"The Likely Persistence of a White Majority," Richard Alba, The American Prospect, January 11, 2016.
"U.S. Can Do Better Job of Integrating Immigrants," Richard Alba (with ), San Diego Union-Tribune, September 24, 2015.
"The Strange Math of the Heritage Foundation’s Immigration Report," Richard Alba, Democracy Journal, May 17, 2013.
Richard Alba's research on the real cost of immigration reform, and errors in the recent Heritage Foundation study on same discussed by , "Study: Conservative Anti-Immigration Paper by Controversial Scholar Had Basic Errors," Mother Jones, May 16, 2013.
Richard Alba's research on racism and misuse of data in Jason Richwine's report on immigration discussed by , "Conservative Immigration Scholar: Black and Hispanic Immigrants Are Dumber Than European Immigrants," Mother Jones, May 8, 2013.
Richard Alba's research on the social mobility of U.S. immigrants discussed by , "Beyond the Fence," New York Times, May 6, 2013.
Guest to discuss the Dillingham Commission of the early 20th century and analogies to present-day opposition to immigration reform on NPR's All Things Considered with Audie Cornish, Richard Alba, January 28, 2013.
Richard Alba's research on diversity on Wall Street (with Joseph Pereira) discussed by , "While Wall Street Gets More Diverse, White Men Still Take Home Much More Money ," Huffington Post, December 3, 2011.
Richard Alba's research on diversity on Wall Street (with Joseph Pereira) discussed by , "Report Parses Wall Street Workforce," Wall Street Journal, December 2, 2011.
"An Unusual Chance for Racial Justice," Richard Alba, e-newsletter of Americas Society/Council of the Americas, News & Views, December 14, 2007.
Richard Alba's research on myths about assimilation - or the lack thereof - among U.S. immigrant groups discussed by , "Children of Hispanic Immigrants Continue to Favor English, Study of Census Finds," New York Times, December 8, 2004.
The Children of Immigrants at School: A Preliminary Look at Integration in the United States and Western Europe (edited with ) (New York University Press, forthcoming).
Shows how the children coming from low-status immigrant families are lagging behind their mainstream peers in the schools of the United States and four western European countries at a time when the need for highly educated workers is increasing everywhere. The fruit of an international study involving 25 social scientists, this book addresses a number of reforms that can be undertaken to ameliorate this inequality.

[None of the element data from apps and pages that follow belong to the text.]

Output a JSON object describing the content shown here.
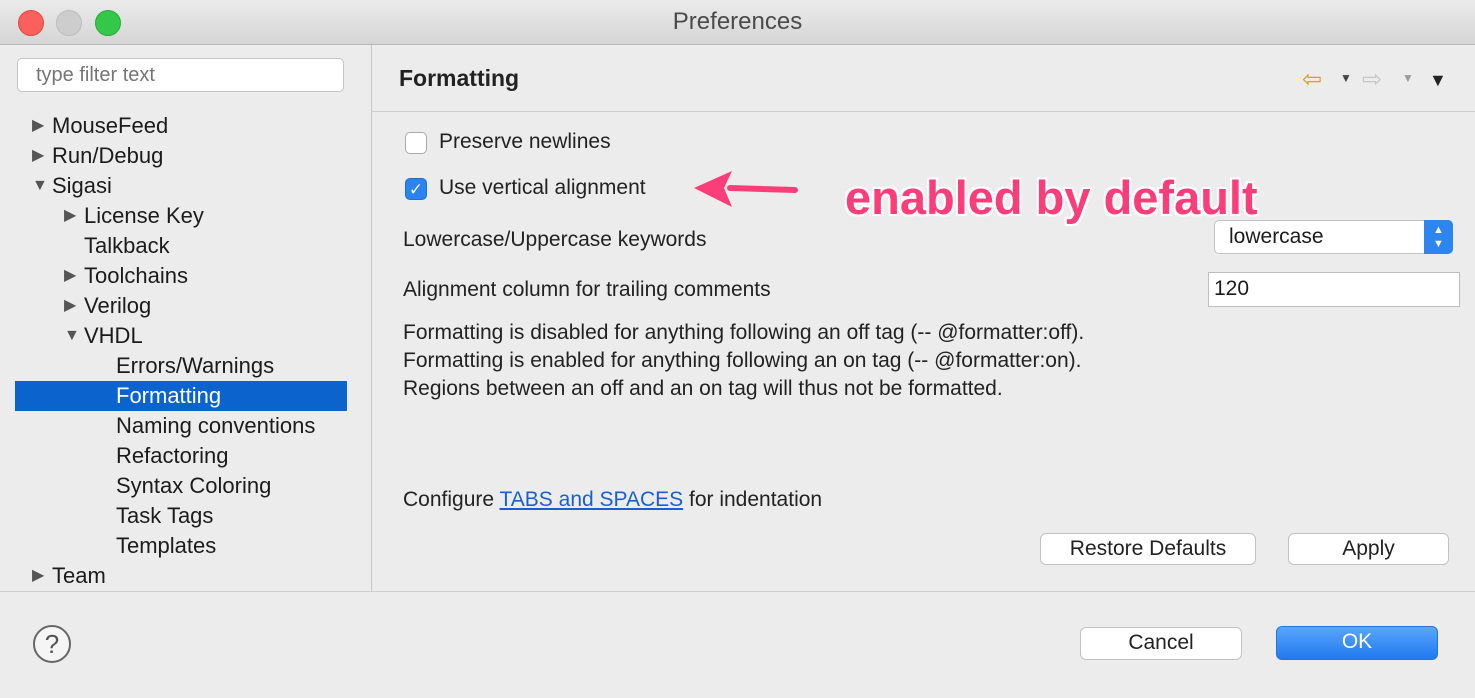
{
  "window": {
    "title": "Preferences"
  },
  "filter": {
    "placeholder": "type filter text"
  },
  "tree": [
    {
      "label": "MouseFeed",
      "arrow": "▶",
      "indent": 0
    },
    {
      "label": "Run/Debug",
      "arrow": "▶",
      "indent": 0
    },
    {
      "label": "Sigasi",
      "arrow": "▼",
      "indent": 0
    },
    {
      "label": "License Key",
      "arrow": "▶",
      "indent": 1
    },
    {
      "label": "Talkback",
      "arrow": "",
      "indent": 1
    },
    {
      "label": "Toolchains",
      "arrow": "▶",
      "indent": 1
    },
    {
      "label": "Verilog",
      "arrow": "▶",
      "indent": 1
    },
    {
      "label": "VHDL",
      "arrow": "▼",
      "indent": 1
    },
    {
      "label": "Errors/Warnings",
      "arrow": "",
      "indent": 2
    },
    {
      "label": "Formatting",
      "arrow": "",
      "indent": 2,
      "selected": true
    },
    {
      "label": "Naming conventions",
      "arrow": "",
      "indent": 2
    },
    {
      "label": "Refactoring",
      "arrow": "",
      "indent": 2
    },
    {
      "label": "Syntax Coloring",
      "arrow": "",
      "indent": 2
    },
    {
      "label": "Task Tags",
      "arrow": "",
      "indent": 2
    },
    {
      "label": "Templates",
      "arrow": "",
      "indent": 2
    },
    {
      "label": "Team",
      "arrow": "▶",
      "indent": 0
    }
  ],
  "page": {
    "title": "Formatting",
    "preserve_newlines": {
      "label": "Preserve newlines",
      "checked": false
    },
    "vertical_alignment": {
      "label": "Use vertical alignment",
      "checked": true
    },
    "keywords_label": "Lowercase/Uppercase keywords",
    "keywords_value": "lowercase",
    "alignment_label": "Alignment column for trailing comments",
    "alignment_value": "120",
    "info_line1": "Formatting is disabled for anything following an off tag (-- @formatter:off).",
    "info_line2": "Formatting is enabled for anything following an on tag (-- @formatter:on).",
    "info_line3": "Regions between an off and an on tag will thus not be formatted.",
    "configure_prefix": "Configure ",
    "configure_link": "TABS and SPACES",
    "configure_suffix": " for indentation",
    "restore_defaults": "Restore Defaults",
    "apply": "Apply"
  },
  "annotation": {
    "text": "enabled by default",
    "color": "#fb3e7a"
  },
  "footer": {
    "help": "?",
    "cancel": "Cancel",
    "ok": "OK"
  },
  "colors": {
    "accent": "#0b63ce",
    "ok_button": "#2079ef"
  }
}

"Mexican Americans as a Paradigm for Contemporary Intragroup Heterogeneity" (with ). Ethnic and Racial Studies 37, no. 3 (2013): 466.
Examines theories of racialization and assimilation in regards to the position of immigrant-origin populations in American society – and finds reason to think that heterogeneity, for Mexican Americans at least, is increasing in the twenty-first century.
Blurring the Color Line: The New Chance for a More Integrated America (Harvard University Press, 2009).
Argues that the social cleavages that separate Americans into distinct, unequal ethno-racial groups could narrow dramatically in the coming decades – but demographic shifts will only benefit disadvantaged American minorities if they are provided with access to education and training.
Remaking the American Mainstream: Assimilation and Contemporary Immigration (with ) (Harvard University Press, 2003).
Demonstrates the continuing importance of assimilation in American life even as institutional changes, from civil rights legislation to immigration law, have provided a more favorable environment for nonwhite immigrants and their children.